It will not be long before people in Arizona can officially use miniature horses as service animals. Starting next month, a new state law goes into effect that allows the small horses to help the blind and people in wheelchairs the same way a dog would.
Imagine how surprised you would be if you go to your favorite restaurant and see a miniature horse with the people at the table next to you.
You might think, "Wait a minute, is that actually a horse?"
But miniature horse lovers say they make great service animals.
"I think it’s a good idea with the proper training,” said Marcia Sizemore.

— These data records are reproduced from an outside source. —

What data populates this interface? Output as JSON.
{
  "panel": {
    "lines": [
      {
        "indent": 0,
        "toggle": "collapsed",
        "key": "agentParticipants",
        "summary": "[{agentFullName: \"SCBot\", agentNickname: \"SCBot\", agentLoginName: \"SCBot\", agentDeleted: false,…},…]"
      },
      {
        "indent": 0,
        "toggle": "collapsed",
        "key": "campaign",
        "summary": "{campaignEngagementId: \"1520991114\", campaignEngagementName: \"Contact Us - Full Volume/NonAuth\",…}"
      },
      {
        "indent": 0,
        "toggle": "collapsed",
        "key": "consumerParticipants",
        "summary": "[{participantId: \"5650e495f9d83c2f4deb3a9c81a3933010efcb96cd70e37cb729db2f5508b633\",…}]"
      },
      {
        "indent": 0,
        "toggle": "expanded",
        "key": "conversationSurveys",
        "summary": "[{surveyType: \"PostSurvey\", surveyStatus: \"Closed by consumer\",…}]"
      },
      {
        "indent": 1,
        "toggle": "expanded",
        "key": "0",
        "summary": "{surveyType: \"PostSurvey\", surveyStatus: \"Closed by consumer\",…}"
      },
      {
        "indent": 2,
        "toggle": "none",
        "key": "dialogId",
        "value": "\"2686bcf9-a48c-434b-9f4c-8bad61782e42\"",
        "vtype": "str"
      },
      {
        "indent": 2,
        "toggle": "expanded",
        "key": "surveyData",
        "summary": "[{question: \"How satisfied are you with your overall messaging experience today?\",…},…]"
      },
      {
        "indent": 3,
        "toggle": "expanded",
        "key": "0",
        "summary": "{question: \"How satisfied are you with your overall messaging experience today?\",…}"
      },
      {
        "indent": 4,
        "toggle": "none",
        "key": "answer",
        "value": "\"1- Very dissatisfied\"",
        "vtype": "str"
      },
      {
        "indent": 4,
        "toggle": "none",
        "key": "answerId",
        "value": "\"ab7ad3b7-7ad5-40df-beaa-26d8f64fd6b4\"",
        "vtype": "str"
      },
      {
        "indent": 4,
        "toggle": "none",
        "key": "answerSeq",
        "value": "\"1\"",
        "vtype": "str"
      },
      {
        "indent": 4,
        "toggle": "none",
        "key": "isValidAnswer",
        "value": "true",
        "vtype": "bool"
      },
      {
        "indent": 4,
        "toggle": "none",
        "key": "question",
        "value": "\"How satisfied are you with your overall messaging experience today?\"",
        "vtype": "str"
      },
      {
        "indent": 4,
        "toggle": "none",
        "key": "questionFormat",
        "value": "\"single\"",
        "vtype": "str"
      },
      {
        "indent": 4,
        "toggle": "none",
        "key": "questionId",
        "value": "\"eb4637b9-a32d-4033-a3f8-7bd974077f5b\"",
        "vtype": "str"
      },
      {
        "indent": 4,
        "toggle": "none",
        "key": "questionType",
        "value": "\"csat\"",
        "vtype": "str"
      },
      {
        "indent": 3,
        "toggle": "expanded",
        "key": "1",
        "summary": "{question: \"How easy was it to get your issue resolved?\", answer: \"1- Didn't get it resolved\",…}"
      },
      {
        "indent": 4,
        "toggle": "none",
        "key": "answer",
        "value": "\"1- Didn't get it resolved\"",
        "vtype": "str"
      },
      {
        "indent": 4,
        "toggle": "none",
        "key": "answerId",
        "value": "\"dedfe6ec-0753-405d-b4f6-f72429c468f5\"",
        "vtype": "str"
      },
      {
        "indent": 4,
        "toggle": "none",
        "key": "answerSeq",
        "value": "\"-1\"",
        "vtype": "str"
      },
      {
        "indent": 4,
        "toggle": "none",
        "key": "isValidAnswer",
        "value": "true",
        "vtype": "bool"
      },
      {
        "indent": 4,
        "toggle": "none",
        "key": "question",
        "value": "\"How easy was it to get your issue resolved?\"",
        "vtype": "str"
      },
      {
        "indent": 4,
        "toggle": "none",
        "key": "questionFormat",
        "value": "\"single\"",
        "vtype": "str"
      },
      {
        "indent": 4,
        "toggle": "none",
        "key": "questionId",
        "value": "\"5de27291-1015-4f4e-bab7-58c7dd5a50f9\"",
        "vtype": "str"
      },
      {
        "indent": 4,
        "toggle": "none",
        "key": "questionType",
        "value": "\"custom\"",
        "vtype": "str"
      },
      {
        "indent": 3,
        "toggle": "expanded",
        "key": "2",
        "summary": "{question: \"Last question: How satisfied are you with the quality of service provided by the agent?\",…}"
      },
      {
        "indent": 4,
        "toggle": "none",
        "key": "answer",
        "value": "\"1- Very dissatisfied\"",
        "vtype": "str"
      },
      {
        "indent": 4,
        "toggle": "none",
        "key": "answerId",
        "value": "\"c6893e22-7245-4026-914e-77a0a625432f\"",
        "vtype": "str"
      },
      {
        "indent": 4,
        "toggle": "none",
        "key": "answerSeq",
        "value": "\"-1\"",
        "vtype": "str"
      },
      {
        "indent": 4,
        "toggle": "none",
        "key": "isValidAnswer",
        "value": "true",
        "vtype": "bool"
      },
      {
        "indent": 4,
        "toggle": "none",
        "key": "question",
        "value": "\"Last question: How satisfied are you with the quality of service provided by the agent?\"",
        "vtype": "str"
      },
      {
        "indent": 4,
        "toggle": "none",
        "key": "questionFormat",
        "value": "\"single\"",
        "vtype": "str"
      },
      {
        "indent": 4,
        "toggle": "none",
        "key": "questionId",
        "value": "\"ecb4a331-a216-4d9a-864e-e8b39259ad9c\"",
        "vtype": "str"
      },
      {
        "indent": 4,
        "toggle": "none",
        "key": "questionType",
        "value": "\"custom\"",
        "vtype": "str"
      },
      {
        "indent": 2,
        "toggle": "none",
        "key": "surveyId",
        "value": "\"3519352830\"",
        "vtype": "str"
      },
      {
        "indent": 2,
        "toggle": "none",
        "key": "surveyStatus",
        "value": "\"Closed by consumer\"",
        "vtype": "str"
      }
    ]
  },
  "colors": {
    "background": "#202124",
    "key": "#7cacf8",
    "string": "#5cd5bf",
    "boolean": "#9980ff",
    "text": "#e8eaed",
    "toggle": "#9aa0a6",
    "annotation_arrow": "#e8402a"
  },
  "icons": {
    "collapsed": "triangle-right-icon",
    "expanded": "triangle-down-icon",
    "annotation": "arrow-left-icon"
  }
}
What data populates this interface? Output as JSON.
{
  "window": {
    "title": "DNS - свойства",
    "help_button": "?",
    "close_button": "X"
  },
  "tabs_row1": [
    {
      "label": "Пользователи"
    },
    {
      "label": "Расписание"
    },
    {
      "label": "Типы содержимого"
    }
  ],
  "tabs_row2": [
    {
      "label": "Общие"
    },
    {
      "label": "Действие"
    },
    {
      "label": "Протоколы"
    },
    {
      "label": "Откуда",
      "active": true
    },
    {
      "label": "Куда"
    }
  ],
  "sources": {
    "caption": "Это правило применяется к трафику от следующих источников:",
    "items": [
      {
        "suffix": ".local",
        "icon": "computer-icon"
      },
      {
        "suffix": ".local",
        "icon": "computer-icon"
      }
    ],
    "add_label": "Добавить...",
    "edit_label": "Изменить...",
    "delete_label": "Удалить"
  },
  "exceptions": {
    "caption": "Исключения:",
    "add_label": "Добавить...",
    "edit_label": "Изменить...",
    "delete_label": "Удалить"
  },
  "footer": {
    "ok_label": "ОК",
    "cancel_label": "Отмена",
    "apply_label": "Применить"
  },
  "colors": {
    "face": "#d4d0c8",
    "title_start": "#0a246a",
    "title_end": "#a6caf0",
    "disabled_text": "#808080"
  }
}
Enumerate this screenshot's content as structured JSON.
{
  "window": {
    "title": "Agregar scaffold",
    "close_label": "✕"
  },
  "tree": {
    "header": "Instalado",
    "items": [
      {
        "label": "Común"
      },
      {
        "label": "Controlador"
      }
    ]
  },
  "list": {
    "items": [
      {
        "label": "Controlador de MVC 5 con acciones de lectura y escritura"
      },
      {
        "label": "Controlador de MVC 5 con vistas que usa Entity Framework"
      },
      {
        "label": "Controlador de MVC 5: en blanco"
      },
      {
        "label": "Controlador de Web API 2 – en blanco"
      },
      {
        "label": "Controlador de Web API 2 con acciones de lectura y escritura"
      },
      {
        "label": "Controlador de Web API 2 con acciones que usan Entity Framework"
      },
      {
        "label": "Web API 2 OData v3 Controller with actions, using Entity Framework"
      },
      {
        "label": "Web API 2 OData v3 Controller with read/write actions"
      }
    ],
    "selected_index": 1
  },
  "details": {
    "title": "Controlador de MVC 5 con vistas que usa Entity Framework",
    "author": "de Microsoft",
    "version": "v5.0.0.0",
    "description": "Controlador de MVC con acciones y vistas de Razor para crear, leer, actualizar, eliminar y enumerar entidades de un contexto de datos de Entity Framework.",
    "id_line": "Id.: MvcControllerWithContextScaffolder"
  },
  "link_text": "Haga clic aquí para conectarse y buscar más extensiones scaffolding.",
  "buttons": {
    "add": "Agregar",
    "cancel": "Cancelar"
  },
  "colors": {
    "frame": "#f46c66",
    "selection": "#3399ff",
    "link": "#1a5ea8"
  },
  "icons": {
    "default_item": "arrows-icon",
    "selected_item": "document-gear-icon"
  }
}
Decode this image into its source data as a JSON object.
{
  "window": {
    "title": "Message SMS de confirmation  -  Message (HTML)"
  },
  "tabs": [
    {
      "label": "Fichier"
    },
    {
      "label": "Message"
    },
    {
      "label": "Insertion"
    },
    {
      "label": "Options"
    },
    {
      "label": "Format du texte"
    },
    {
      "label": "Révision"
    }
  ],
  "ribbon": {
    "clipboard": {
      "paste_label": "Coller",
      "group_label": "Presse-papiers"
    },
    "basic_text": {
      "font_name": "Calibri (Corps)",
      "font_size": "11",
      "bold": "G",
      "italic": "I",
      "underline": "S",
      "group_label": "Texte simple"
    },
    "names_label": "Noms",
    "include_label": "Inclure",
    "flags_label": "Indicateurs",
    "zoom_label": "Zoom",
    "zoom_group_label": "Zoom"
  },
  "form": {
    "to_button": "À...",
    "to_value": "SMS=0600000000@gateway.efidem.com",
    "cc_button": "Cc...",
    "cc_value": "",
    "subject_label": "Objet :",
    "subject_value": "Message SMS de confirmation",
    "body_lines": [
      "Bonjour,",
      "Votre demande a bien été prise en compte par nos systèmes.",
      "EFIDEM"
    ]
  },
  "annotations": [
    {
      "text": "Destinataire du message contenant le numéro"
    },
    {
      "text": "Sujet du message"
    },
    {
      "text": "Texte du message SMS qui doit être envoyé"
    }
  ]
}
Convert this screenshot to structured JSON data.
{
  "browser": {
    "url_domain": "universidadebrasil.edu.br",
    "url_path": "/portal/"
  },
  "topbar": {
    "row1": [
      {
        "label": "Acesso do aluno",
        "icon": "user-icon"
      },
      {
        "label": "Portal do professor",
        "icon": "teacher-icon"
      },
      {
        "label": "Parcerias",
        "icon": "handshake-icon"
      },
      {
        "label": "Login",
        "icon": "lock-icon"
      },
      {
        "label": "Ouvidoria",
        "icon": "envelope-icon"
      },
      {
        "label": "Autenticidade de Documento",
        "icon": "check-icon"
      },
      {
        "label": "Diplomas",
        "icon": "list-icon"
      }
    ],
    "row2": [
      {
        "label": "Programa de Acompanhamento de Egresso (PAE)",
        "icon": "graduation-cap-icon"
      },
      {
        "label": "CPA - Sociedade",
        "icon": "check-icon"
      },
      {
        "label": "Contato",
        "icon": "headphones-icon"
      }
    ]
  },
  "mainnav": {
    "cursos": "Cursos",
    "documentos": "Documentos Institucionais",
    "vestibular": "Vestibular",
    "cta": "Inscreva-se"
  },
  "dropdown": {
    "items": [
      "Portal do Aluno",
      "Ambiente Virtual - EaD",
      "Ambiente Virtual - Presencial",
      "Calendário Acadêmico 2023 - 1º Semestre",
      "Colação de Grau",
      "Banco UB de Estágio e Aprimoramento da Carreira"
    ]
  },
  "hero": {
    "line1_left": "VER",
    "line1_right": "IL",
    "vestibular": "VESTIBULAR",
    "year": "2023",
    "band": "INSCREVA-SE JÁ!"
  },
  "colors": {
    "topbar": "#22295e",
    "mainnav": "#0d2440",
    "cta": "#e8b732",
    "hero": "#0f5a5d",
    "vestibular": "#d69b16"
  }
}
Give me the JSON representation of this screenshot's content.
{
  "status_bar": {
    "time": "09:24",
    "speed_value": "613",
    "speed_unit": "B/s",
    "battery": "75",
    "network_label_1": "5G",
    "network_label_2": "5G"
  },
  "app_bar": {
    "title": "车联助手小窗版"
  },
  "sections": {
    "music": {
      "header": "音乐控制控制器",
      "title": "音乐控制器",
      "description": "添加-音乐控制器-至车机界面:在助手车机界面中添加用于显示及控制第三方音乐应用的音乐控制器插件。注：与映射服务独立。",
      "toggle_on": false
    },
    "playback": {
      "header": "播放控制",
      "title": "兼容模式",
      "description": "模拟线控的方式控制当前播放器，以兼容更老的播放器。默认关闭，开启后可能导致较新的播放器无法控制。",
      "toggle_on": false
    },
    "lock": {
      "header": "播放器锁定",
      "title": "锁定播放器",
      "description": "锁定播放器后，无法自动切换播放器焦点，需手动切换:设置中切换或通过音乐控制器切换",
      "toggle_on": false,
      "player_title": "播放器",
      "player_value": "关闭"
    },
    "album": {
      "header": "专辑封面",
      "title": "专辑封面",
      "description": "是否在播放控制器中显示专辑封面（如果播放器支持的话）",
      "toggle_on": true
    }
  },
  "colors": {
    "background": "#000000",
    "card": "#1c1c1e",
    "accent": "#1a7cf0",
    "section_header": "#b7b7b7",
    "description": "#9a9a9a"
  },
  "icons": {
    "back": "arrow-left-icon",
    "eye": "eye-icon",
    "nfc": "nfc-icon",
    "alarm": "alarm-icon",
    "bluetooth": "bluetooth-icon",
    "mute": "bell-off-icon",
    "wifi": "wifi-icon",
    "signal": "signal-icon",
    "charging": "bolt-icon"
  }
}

She has raised miniature horses for almost three decades. Sizemore takes her little horse named “Mountain Dew” to visit people in retirement homes and hospitals. This horse is about as big as a Golden Retriever. It is so small it rides standing up in Sizemore’s minivan.
Mountain Dew wears flowers in her mane and rubber shoes on her hooves to prevent her from slipping on the tile floor. She is not a trained service animal, but she does enjoy meeting people.
"Oh, she’s just as sweet as can be. She doesn’t get stressed and she doesn’t bite, she hasn’t kicked," said Sizemore. "She’ll go from room to room, she’ll go up in the elevator, she’ll do pretty much whatever I ask her to do."
“Mountain Dew, yeah, hi girl. Hi Sweetie," said a group of senior citizens greeting the miniature horse.
The group has gathered around Mountain Dew during a recent visit to The Grand Court Mesa, an assisted living center. 69-year-old Janice Hendricks lives here and uses a wheelchair to get around.
“I’ve enjoyed rubbing her, playing with her, beautiful eye contact. She likes to kiss,” said Hendricks.
And yes, Hendricks has shared a few kisses with Mountain Dew.
“I would love to have one as a service animal, my goodness yes. I’m pleased they brought it in today, I’m so excited,” said Hendricks.
Under the new state law, horses below three feet tall will join dogs as the only service animals allowed inside public spaces like restaurants, hotels and shopping centers. It is the first time Arizona has a law that defines a service animal.
Sherry Gillespie is with the Arizona Restaurant Association.
“Essentially what this law is doing is it just restricts the number of animals kinds of animals and the kinds of animals that can be considered service animals” said Gillespie.
Gillespie's group lobbied for the law because people were calling any old pet a service animal.
“People bring in snakes to parrots, pretty much any animal you can think of including rats, and we’ve been trying to keep rats out of our restaurants for years,” said Gillespie.
Republican State Representative Heather Carter of Cave Creek introduced the service animal bill. She said federal Americans with Disabilities Act guidelines were changed two years ago to include miniature horses so Arizona followed with its law. Carter raises her own horses and says the miniature versions are sometimes preferred as personal assistants over dogs.
“A service horse might be stronger than a service dog, and quite frankly sometimes the horses are smaller than service dogs. Horses also live longer than dogs," said Carter.
But, not everyone agrees that miniature horses should be helping disabled people.
“Therapy situations are much different from service situations,” said Stephanie Haselwander with the American Miniature Horse Association in Texas.
She said the little horses can be unpredictable and even dangerous.
"All horses are spooked easily, and the miniature horse is no different, but dogs have a little more of that sense of reasoning to where they can really be trained better for a guide dog situation or a service animal,” said Haselwander.
But the Arizona Restaurant Association said it is not paying much attention. It is sending out notices informing restaurant owners about the new state law that requires them to allow disabled people to bring service horses or dogs inside of their businesses.
Updated 8/19/2013 4:13 p.m. to reflect the correct name of the assisted living center in Mesa.